Leave out the pictures and reproduce all of the data exactly.
##### MATERIALS PROVIDED #####
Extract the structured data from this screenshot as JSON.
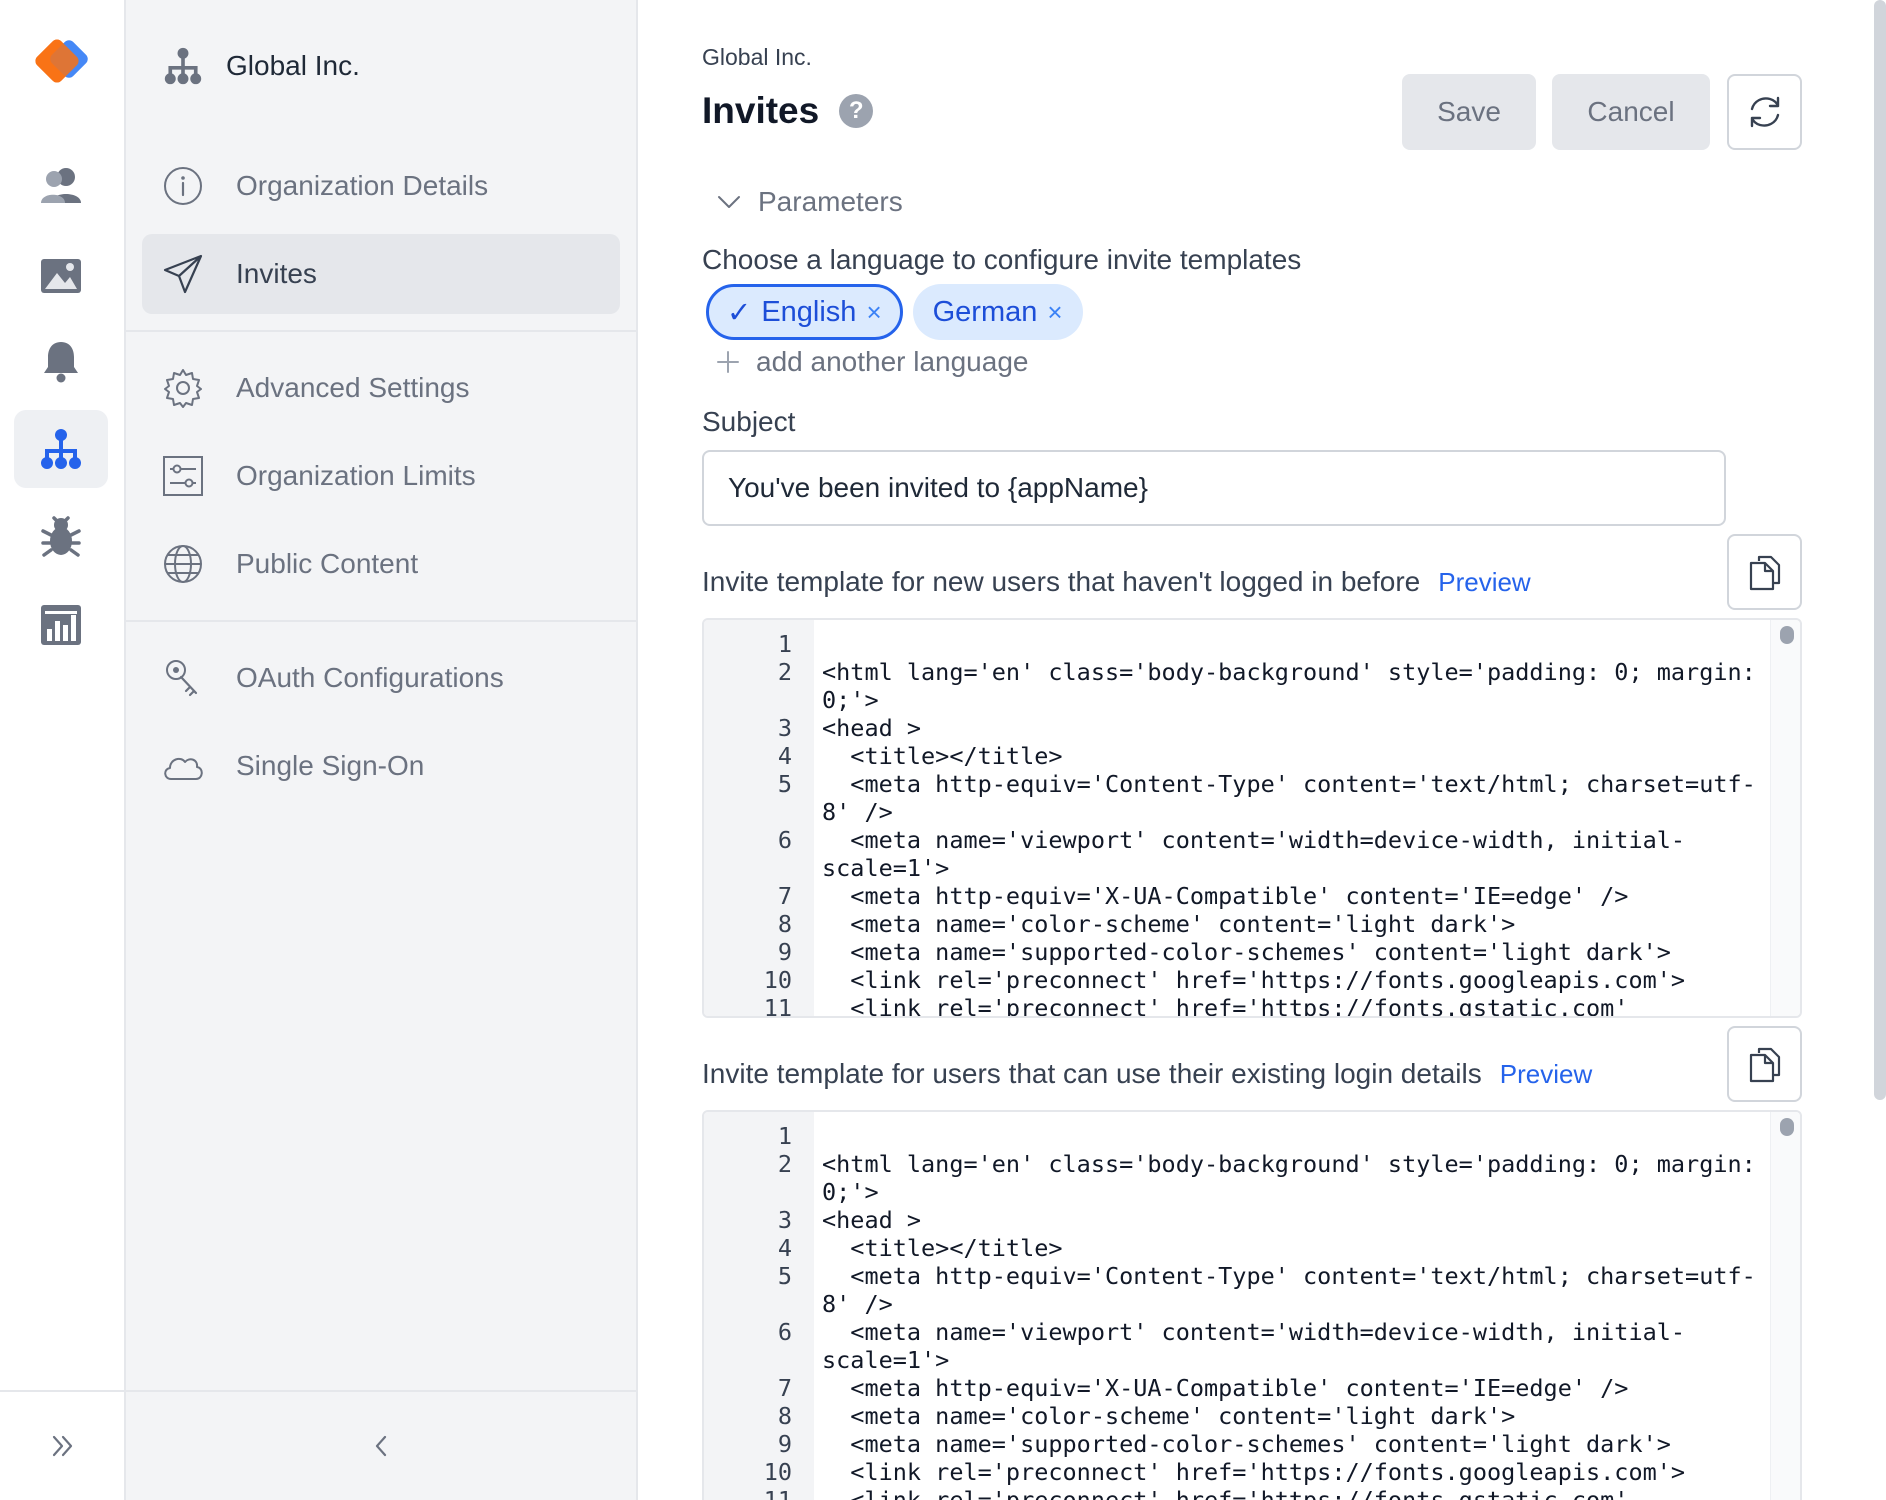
{
  "nav": {
    "org_name": "Global Inc.",
    "items": [
      {
        "label": "Organization Details",
        "icon": "info-circle-icon"
      },
      {
        "label": "Invites",
        "icon": "paper-plane-icon"
      },
      {
        "label": "Advanced Settings",
        "icon": "gear-icon"
      },
      {
        "label": "Organization Limits",
        "icon": "sliders-icon"
      },
      {
        "label": "Public Content",
        "icon": "globe-icon"
      },
      {
        "label": "OAuth Configurations",
        "icon": "key-icon"
      },
      {
        "label": "Single Sign-On",
        "icon": "cloud-icon"
      }
    ]
  },
  "rail": {
    "icons": [
      "users-icon",
      "image-icon",
      "bell-icon",
      "org-tree-icon",
      "bug-icon",
      "chart-icon"
    ],
    "accent": "#2563eb"
  },
  "header": {
    "breadcrumb": "Global Inc.",
    "title": "Invites",
    "help": "?",
    "save_label": "Save",
    "cancel_label": "Cancel"
  },
  "parameters": {
    "toggle_label": "Parameters",
    "language_prompt": "Choose a language to configure invite templates",
    "languages": [
      {
        "label": "English",
        "selected": true
      },
      {
        "label": "German",
        "selected": false
      }
    ],
    "remove_symbol": "×",
    "check_symbol": "✓",
    "add_language": "add another language"
  },
  "subject": {
    "label": "Subject",
    "value": "You've been invited to {appName}"
  },
  "templates": [
    {
      "label": "Invite template for new users that haven't logged in before",
      "preview": "Preview"
    },
    {
      "label": "Invite template for users that can use their existing login details",
      "preview": "Preview"
    }
  ],
  "code_lines": [
    {
      "n": "1",
      "text": ""
    },
    {
      "n": "2",
      "text": "<html lang='en' class='body-background' style='padding: 0; margin: 0;'>"
    },
    {
      "n": "3",
      "text": "<head >"
    },
    {
      "n": "4",
      "text": "  <title></title>"
    },
    {
      "n": "5",
      "text": "  <meta http-equiv='Content-Type' content='text/html; charset=utf-8' />"
    },
    {
      "n": "6",
      "text": "  <meta name='viewport' content='width=device-width, initial-scale=1'>"
    },
    {
      "n": "7",
      "text": "  <meta http-equiv='X-UA-Compatible' content='IE=edge' />"
    },
    {
      "n": "8",
      "text": "  <meta name='color-scheme' content='light dark'>"
    },
    {
      "n": "9",
      "text": "  <meta name='supported-color-schemes' content='light dark'>"
    },
    {
      "n": "10",
      "text": "  <link rel='preconnect' href='https://fonts.googleapis.com'>"
    },
    {
      "n": "11",
      "text": "  <link rel='preconnect' href='https://fonts.gstatic.com'"
    }
  ]
}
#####
RESPONSE TO THE TASK »
Extract the structured data from this screenshot as JSON.
{
  "nav": {
    "org_name": "Global Inc.",
    "items": [
      {
        "label": "Organization Details",
        "icon": "info-circle-icon"
      },
      {
        "label": "Invites",
        "icon": "paper-plane-icon"
      },
      {
        "label": "Advanced Settings",
        "icon": "gear-icon"
      },
      {
        "label": "Organization Limits",
        "icon": "sliders-icon"
      },
      {
        "label": "Public Content",
        "icon": "globe-icon"
      },
      {
        "label": "OAuth Configurations",
        "icon": "key-icon"
      },
      {
        "label": "Single Sign-On",
        "icon": "cloud-icon"
      }
    ]
  },
  "rail": {
    "icons": [
      "users-icon",
      "image-icon",
      "bell-icon",
      "org-tree-icon",
      "bug-icon",
      "chart-icon"
    ],
    "accent": "#2563eb"
  },
  "header": {
    "breadcrumb": "Global Inc.",
    "title": "Invites",
    "help": "?",
    "save_label": "Save",
    "cancel_label": "Cancel"
  },
  "parameters": {
    "toggle_label": "Parameters",
    "language_prompt": "Choose a language to configure invite templates",
    "languages": [
      {
        "label": "English",
        "selected": true
      },
      {
        "label": "German",
        "selected": false
      }
    ],
    "remove_symbol": "×",
    "check_symbol": "✓",
    "add_language": "add another language"
  },
  "subject": {
    "label": "Subject",
    "value": "You've been invited to {appName}"
  },
  "templates": [
    {
      "label": "Invite template for new users that haven't logged in before",
      "preview": "Preview"
    },
    {
      "label": "Invite template for users that can use their existing login details",
      "preview": "Preview"
    }
  ],
  "code_lines": [
    {
      "n": "1",
      "text": ""
    },
    {
      "n": "2",
      "text": "<html lang='en' class='body-background' style='padding: 0; margin: 0;'>"
    },
    {
      "n": "3",
      "text": "<head >"
    },
    {
      "n": "4",
      "text": "  <title></title>"
    },
    {
      "n": "5",
      "text": "  <meta http-equiv='Content-Type' content='text/html; charset=utf-8' />"
    },
    {
      "n": "6",
      "text": "  <meta name='viewport' content='width=device-width, initial-scale=1'>"
    },
    {
      "n": "7",
      "text": "  <meta http-equiv='X-UA-Compatible' content='IE=edge' />"
    },
    {
      "n": "8",
      "text": "  <meta name='color-scheme' content='light dark'>"
    },
    {
      "n": "9",
      "text": "  <meta name='supported-color-schemes' content='light dark'>"
    },
    {
      "n": "10",
      "text": "  <link rel='preconnect' href='https://fonts.googleapis.com'>"
    },
    {
      "n": "11",
      "text": "  <link rel='preconnect' href='https://fonts.gstatic.com'"
    }
  ]
}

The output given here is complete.